Articles and chapters

▪ “What is the Pride of Halicarnassus?” Classical Antiquity 25.1 (2006): 1-33.

▪ “L’esthétique de la peur chez Empédocle,” Revue de philosophie ancienne 24.3 (2006): 83-110.

▪ “Inherited Guilt in E. R. Dodds,” Quaderni di storia 67 (2007): 16-33.

▪ “Winds and Ancestors: The Physika of Orpheus,” Harvard Studies in Classical Philology 103 (2007): 1-24.

▪ “The Sins of the Fathers: C.A. Lobeck and K.O. Müller,” Kernos: Revue internationale et pluridisciplinaire de religion grecque ancienne 21 (2008): 109-124.

▪ “Themis at Eleusis: Clement of Alexandria, Protrepticus 2.22.5” (with M. Herrero), Classical Quarterly 59.1 (2008): 270-274.

▪ “Spilling the Sea Out of its Cup: Solon's Elegy to the Muses,” Quaderni urbinati di cultura classica133 (2009): 23-49.

▪ “Atreid Ancestors in Alkaios,” Journal of Hellenic Studies 129 (2009): 39-43.

▪ “A Wolf at the Table: Sympotic Perjury in Archilochus,” Transactions of the American Philological Association 139.2 (2009): 249-272.

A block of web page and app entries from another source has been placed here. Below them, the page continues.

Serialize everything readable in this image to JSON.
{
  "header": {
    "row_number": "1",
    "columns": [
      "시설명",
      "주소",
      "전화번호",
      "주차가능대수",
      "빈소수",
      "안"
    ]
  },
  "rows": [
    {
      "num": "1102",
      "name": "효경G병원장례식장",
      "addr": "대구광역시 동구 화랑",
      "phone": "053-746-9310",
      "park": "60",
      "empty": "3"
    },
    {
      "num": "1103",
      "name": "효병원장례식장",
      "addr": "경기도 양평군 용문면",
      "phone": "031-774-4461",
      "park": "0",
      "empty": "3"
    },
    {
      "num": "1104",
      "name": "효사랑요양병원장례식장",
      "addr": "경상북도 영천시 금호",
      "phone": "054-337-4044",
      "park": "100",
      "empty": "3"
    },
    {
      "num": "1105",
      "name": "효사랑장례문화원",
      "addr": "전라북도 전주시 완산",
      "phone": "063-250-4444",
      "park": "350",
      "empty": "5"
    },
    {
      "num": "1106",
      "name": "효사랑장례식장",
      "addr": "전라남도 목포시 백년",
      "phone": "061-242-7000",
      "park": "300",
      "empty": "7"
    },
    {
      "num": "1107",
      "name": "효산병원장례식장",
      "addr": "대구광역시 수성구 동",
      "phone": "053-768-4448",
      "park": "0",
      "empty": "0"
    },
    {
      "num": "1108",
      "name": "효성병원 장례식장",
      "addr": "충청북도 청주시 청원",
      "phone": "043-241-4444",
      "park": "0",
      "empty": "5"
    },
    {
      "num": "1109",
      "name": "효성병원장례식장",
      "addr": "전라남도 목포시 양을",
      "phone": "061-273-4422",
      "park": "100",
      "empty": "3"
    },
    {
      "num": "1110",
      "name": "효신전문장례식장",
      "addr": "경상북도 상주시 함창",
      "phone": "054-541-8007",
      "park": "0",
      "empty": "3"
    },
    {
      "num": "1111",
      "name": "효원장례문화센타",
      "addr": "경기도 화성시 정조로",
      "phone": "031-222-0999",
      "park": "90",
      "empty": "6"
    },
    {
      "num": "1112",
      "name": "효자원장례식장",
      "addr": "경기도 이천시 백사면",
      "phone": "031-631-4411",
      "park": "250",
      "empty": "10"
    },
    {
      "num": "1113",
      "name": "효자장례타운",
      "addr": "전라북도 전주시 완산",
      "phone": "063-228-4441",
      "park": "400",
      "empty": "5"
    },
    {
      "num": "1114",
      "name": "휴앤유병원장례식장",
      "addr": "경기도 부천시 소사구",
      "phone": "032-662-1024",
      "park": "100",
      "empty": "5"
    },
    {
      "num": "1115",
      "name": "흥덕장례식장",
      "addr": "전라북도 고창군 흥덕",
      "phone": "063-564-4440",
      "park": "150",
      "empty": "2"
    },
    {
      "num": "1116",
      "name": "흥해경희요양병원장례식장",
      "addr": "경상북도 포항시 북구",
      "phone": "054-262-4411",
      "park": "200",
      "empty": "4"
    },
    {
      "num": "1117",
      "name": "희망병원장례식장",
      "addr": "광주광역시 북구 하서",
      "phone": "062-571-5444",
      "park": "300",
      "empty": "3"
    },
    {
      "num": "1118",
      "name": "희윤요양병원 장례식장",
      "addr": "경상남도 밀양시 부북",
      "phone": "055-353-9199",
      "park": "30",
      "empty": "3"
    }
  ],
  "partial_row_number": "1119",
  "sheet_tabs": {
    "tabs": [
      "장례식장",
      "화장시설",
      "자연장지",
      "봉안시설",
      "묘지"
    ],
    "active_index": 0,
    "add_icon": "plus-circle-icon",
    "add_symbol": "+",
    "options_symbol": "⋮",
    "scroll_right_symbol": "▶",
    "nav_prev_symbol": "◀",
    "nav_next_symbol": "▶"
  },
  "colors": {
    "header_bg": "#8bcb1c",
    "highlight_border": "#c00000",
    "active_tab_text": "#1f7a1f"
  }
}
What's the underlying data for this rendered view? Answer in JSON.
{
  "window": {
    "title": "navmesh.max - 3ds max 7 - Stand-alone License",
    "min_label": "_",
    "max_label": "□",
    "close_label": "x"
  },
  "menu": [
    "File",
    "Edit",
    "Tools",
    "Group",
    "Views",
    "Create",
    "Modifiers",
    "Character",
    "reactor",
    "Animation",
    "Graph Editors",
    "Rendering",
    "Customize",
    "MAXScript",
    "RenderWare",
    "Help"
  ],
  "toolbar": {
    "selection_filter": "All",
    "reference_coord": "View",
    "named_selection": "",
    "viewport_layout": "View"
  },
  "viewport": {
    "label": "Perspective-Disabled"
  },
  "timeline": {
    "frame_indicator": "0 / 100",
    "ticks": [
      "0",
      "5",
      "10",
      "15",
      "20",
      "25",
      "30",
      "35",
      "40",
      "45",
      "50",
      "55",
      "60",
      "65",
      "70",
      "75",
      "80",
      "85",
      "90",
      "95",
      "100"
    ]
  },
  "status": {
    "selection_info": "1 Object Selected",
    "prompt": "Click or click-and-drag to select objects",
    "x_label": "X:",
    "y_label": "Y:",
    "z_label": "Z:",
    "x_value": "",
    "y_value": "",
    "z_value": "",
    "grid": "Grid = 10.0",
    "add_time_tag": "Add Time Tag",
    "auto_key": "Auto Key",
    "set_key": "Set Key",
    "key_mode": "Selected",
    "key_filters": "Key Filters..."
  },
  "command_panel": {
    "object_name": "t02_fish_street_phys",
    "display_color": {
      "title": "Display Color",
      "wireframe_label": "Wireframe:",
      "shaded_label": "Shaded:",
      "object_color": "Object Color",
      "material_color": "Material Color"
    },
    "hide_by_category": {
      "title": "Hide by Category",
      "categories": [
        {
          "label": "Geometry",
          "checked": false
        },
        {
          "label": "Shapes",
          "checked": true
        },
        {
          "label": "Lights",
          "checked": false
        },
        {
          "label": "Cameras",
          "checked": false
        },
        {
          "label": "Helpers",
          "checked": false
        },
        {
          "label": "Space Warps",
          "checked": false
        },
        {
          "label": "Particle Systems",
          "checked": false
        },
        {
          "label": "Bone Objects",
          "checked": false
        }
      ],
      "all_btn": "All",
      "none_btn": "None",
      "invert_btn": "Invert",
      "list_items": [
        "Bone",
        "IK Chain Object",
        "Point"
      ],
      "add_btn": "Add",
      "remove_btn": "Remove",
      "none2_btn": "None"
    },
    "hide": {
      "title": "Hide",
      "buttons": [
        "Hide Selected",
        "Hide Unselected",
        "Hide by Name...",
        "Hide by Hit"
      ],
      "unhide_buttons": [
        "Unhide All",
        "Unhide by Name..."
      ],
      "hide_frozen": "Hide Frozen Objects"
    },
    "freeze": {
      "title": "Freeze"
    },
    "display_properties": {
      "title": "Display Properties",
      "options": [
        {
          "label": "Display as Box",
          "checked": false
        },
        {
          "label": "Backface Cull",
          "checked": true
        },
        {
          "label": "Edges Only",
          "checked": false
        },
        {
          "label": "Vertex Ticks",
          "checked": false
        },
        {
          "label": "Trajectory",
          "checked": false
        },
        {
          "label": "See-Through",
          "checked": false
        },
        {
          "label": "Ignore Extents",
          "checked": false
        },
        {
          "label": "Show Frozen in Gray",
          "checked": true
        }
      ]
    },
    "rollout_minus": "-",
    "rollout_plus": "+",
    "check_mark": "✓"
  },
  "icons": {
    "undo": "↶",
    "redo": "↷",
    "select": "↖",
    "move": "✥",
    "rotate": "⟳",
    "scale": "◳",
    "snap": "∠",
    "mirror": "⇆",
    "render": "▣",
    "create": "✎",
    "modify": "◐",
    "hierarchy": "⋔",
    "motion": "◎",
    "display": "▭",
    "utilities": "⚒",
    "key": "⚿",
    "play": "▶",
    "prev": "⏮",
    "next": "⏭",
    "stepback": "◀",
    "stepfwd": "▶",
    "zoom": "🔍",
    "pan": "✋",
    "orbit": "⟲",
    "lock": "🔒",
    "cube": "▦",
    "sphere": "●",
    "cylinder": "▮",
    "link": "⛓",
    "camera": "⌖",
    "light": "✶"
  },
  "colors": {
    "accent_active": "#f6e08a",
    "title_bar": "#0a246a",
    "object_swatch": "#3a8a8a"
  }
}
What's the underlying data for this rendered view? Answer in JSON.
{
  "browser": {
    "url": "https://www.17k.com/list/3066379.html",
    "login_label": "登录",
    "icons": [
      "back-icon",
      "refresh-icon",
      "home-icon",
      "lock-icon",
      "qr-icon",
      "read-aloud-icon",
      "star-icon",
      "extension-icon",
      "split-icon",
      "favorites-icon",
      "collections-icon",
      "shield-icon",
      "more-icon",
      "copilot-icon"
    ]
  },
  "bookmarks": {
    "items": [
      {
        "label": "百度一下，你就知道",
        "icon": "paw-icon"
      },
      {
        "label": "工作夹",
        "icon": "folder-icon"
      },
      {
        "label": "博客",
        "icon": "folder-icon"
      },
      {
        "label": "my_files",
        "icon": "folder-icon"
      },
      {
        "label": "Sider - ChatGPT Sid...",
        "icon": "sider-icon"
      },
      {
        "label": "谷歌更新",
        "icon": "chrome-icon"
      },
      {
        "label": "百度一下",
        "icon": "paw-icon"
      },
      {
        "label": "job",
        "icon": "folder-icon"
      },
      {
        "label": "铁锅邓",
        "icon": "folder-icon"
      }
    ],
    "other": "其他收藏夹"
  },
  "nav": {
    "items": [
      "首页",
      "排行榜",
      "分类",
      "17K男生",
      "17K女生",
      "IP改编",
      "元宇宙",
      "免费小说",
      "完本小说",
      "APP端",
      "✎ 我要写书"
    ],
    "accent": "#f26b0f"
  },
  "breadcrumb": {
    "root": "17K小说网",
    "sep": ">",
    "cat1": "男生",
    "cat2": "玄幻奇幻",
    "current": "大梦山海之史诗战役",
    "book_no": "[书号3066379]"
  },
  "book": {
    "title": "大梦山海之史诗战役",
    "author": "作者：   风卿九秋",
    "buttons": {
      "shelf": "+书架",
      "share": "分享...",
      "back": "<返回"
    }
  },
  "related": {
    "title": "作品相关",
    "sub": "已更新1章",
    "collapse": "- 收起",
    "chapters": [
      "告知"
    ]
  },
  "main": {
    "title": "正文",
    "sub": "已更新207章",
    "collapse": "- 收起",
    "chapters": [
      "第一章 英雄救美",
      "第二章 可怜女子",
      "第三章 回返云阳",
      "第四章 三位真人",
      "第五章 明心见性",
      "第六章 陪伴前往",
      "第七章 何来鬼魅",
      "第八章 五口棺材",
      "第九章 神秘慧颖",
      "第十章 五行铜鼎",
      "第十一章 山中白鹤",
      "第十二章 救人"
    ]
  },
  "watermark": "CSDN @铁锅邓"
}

▪ “Mystery Inquisitors: Performance, Sacrilege, and Authority at Eleusis,” Classical Antiquity 28.2 (2009): 211-247.

▪ “Works and Nights” (with R. Höschele), Cambridge Classical Journal 55 (2009): 59-72.

▪ “Invisible Kin: Works and Days 280-285 and the Myth of Races,” Hermes. Zeitschrift für klassische Philologie 138.1 (2010): 1-21.

▪ “The Poetics of Exoleia in Homer,” MnemosyneA Journal of Classical Studies 62 (2010): 353-380.

▪ “Haereditarium Piaculum: Aspects of Ancient Greek Religion in the 17th Century,” Gewalt und Opfer. Im Dialog mit Walter Burkert, ed. A. Bierl and W. Braungart, Berlin: Walter de Gruyter (MEP 2) (2011): 115-148.

▪ “Une carte de mémoires: l'épigramme de Salmacis,” Griechische Heiligtümer als Erinnerungsorte. Von der Archaik bis den Hellenismus, ed. M. Haake and M. Jung, Stuttgart: Franz Steiner Verlag (2012): 129-163.

▪ “Poétiques de la chrèsmodie: l'oracle de Glaukos (Hérodote 6.86),” Manteia. Pratiques et imaginaire de la divination grecque antique, ed. Vinciane Pirenne-Delforge, Liège: Supplément Kernos (2013).

▪ “Zeus Laphystios and Athamas (Herodotus 7.197),” Sacrifices humains: Perspectives croisées et représentations, ed. P. Bonnechere and R. Gagné, Liège (2013).

▪ “The Chorus in the Middle” (with M. Hopman), Choral Mediations in Greek Tragedy, ed. R. Gagné and M. Hopman, Cambridge University Press (2013).

▪ “Dancing Letters: The Alphabetic Tragedy of Kallias,” Choral Mediations in Greek Tragedy, ed. R. Gagné and M. Hopman, Cambridge University Press (2013).

▪ “The World in a Cup: Ekpomatics In and Out of the Symposium,” The Cup of Song: Ancient Greek Poetry and the Symposium, ed. V. Cazzato, D. Obbink, and E. Prodi, Oxford University Press (forthcoming).


Tel: +44 1223 766886
Email enquiries@crassh.cam.ac.uk